It is an industrial process which involves dipping clean steel in a basin filled with molten zinc at 450°C to create a metallurgical bond between zinc alloys covered by a layer of pure zinc. The first alloy so created is as strong as the base metal. This is what gives hot-dip galvanizing its excellent resistance to abrasion. The smooth and clean outer layer of zinc absorbs shocks, while the underlying layers provide excellent basic protection to the metal.
The added value of hot-dip galvanizing

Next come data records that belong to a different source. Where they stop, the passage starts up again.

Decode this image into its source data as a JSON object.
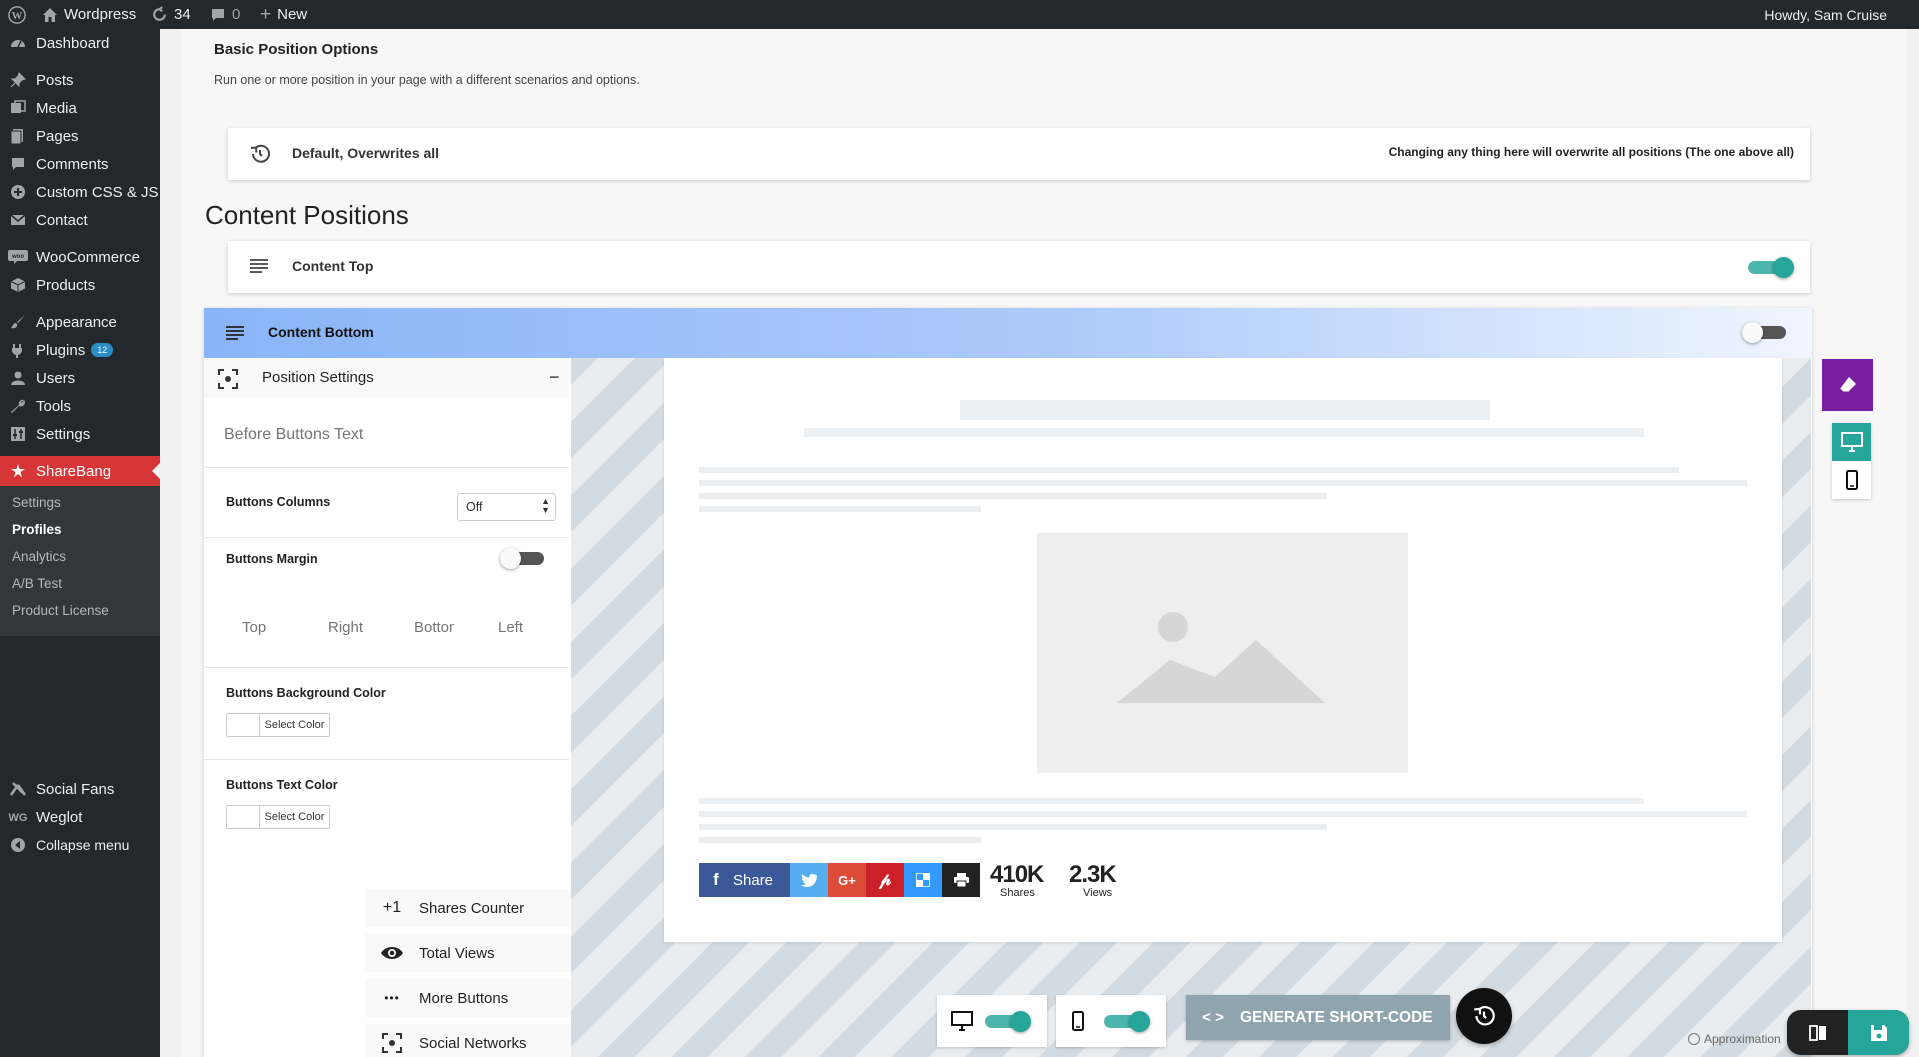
{
  "admin_bar": {
    "site": "Wordpress",
    "updates": "34",
    "comments": "0",
    "new": "New",
    "howdy": "Howdy, Sam Cruise"
  },
  "menu": {
    "dashboard": "Dashboard",
    "posts": "Posts",
    "media": "Media",
    "pages": "Pages",
    "comments": "Comments",
    "custom_css": "Custom CSS & JS",
    "contact": "Contact",
    "woocommerce": "WooCommerce",
    "products": "Products",
    "appearance": "Appearance",
    "plugins": "Plugins",
    "plugins_badge": "12",
    "users": "Users",
    "tools": "Tools",
    "settings": "Settings",
    "sharebang": "ShareBang",
    "sub": [
      "Settings",
      "Profiles",
      "Analytics",
      "A/B Test",
      "Product License"
    ],
    "social_fans": "Social Fans",
    "weglot": "Weglot",
    "collapse": "Collapse menu"
  },
  "page": {
    "section_title": "Basic Position Options",
    "section_desc": "Run one or more position in your page with a different scenarios and options.",
    "default_row": "Default, Overwrites all",
    "default_note": "Changing any thing here will overwrite all positions (The one above all)",
    "content_positions": "Content Positions",
    "content_top": "Content Top",
    "content_bottom": "Content Bottom"
  },
  "settings_panel": {
    "position_settings": "Position Settings",
    "collapse_symbol": "−",
    "before_placeholder": "Before Buttons Text",
    "buttons_columns": "Buttons Columns",
    "columns_value": "Off",
    "buttons_margin": "Buttons Margin",
    "margin_placeholders": [
      "Top",
      "Right",
      "Bottom",
      "Left"
    ],
    "bg_color": "Buttons Background Color",
    "text_color": "Buttons Text Color",
    "select_color": "Select Color",
    "shares_counter_icon": "+1",
    "shares_counter": "Shares Counter",
    "total_views": "Total Views",
    "more_buttons_icon": "•••",
    "more_buttons": "More Buttons",
    "social_networks": "Social Networks"
  },
  "preview": {
    "share_label": "Share",
    "shares_count": "410K",
    "shares_label": "Shares",
    "views_count": "2.3K",
    "views_label": "Views",
    "generate": "GENERATE SHORT-CODE",
    "approx": "Approximation"
  },
  "colors": {
    "facebook": "#3b5998",
    "twitter": "#55acee",
    "google": "#dd4b39",
    "pinterest": "#cb2027",
    "delicious": "#3399ff",
    "print": "#222222",
    "teal": "#26a69a",
    "accent_purple": "#7b1fa2"
  }
}
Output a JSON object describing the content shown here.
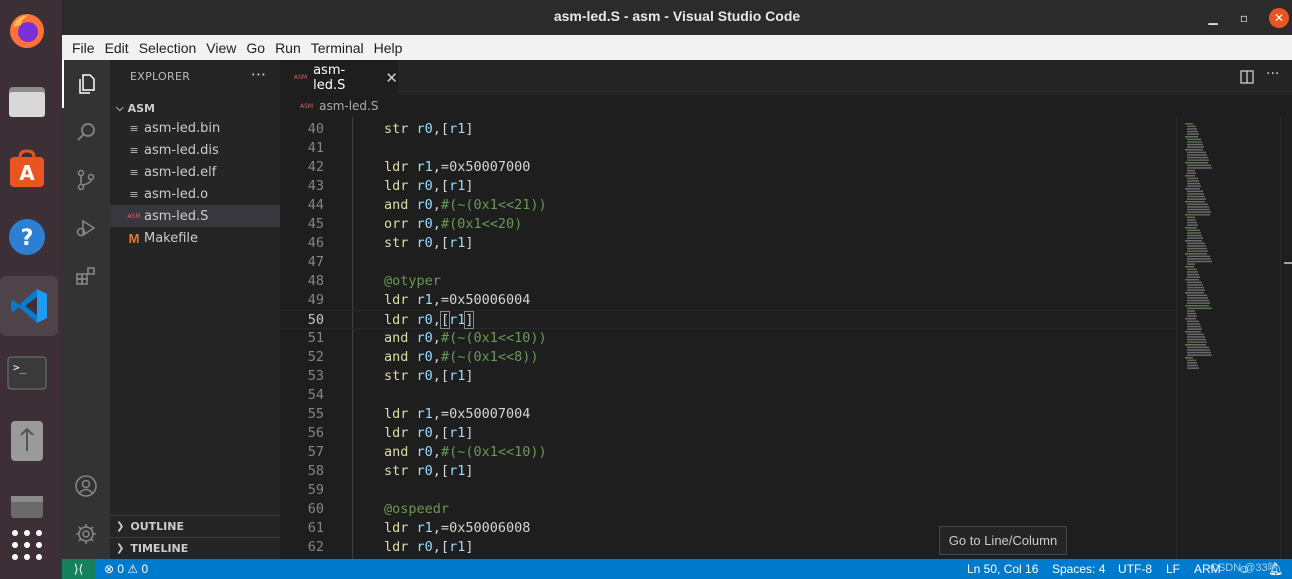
{
  "window": {
    "title": "asm-led.S - asm - Visual Studio Code"
  },
  "menu": [
    "File",
    "Edit",
    "Selection",
    "View",
    "Go",
    "Run",
    "Terminal",
    "Help"
  ],
  "dock": [
    {
      "name": "firefox-icon"
    },
    {
      "name": "files-icon"
    },
    {
      "name": "software-center-icon"
    },
    {
      "name": "help-icon"
    },
    {
      "name": "vscode-icon"
    },
    {
      "name": "terminal-icon"
    },
    {
      "name": "usb-drive-icon"
    },
    {
      "name": "drive-icon"
    },
    {
      "name": "show-apps-icon"
    }
  ],
  "sidebar": {
    "title": "EXPLORER",
    "more": "···",
    "folder": "ASM",
    "files": [
      {
        "label": "asm-led.bin",
        "icon": "≡"
      },
      {
        "label": "asm-led.dis",
        "icon": "≡"
      },
      {
        "label": "asm-led.elf",
        "icon": "≡"
      },
      {
        "label": "asm-led.o",
        "icon": "≡"
      },
      {
        "label": "asm-led.S",
        "icon": "ASM"
      },
      {
        "label": "Makefile",
        "icon": "M"
      }
    ],
    "outline": "OUTLINE",
    "timeline": "TIMELINE"
  },
  "editor": {
    "tab": {
      "label": "asm-led.S",
      "badge": "ASM",
      "close": "✕"
    },
    "breadcrumb": "asm-led.S",
    "current_line": 50,
    "lines": [
      {
        "n": 40,
        "code": "str r0,[r1]"
      },
      {
        "n": 41,
        "code": ""
      },
      {
        "n": 42,
        "code": "ldr r1,=0x50007000"
      },
      {
        "n": 43,
        "code": "ldr r0,[r1]"
      },
      {
        "n": 44,
        "code": "and r0,#(~(0x1<<21))"
      },
      {
        "n": 45,
        "code": "orr r0,#(0x1<<20)"
      },
      {
        "n": 46,
        "code": "str r0,[r1]"
      },
      {
        "n": 47,
        "code": ""
      },
      {
        "n": 48,
        "code": "@otyper"
      },
      {
        "n": 49,
        "code": "ldr r1,=0x50006004"
      },
      {
        "n": 50,
        "code": "ldr r0,[r1]"
      },
      {
        "n": 51,
        "code": "and r0,#(~(0x1<<10))"
      },
      {
        "n": 52,
        "code": "and r0,#(~(0x1<<8))"
      },
      {
        "n": 53,
        "code": "str r0,[r1]"
      },
      {
        "n": 54,
        "code": ""
      },
      {
        "n": 55,
        "code": "ldr r1,=0x50007004"
      },
      {
        "n": 56,
        "code": "ldr r0,[r1]"
      },
      {
        "n": 57,
        "code": "and r0,#(~(0x1<<10))"
      },
      {
        "n": 58,
        "code": "str r0,[r1]"
      },
      {
        "n": 59,
        "code": ""
      },
      {
        "n": 60,
        "code": "@ospeedr"
      },
      {
        "n": 61,
        "code": "ldr r1,=0x50006008"
      },
      {
        "n": 62,
        "code": "ldr r0,[r1]"
      }
    ]
  },
  "tooltip": "Go to Line/Column",
  "status": {
    "problems": "⊗ 0 ⚠ 0",
    "position": "Ln 50, Col 16",
    "spaces": "Spaces: 4",
    "encoding": "UTF-8",
    "eol": "LF",
    "language": "ARM",
    "watermark": "CSDN @33哈"
  }
}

Dipping clean steel in a molten zinc bath (450°C / 840°F) generates a metallurgical bonding of zinc alloys. These layers are subsequently coated with pure zinc. The first steel alloy is harder than steel itself. This is what gives hot-dip galvanizing its high resistance to abrasion. While the smooth, pure zinc outer layer absorbs shocks, the other layers of alloys provide excellent protection to the base metal.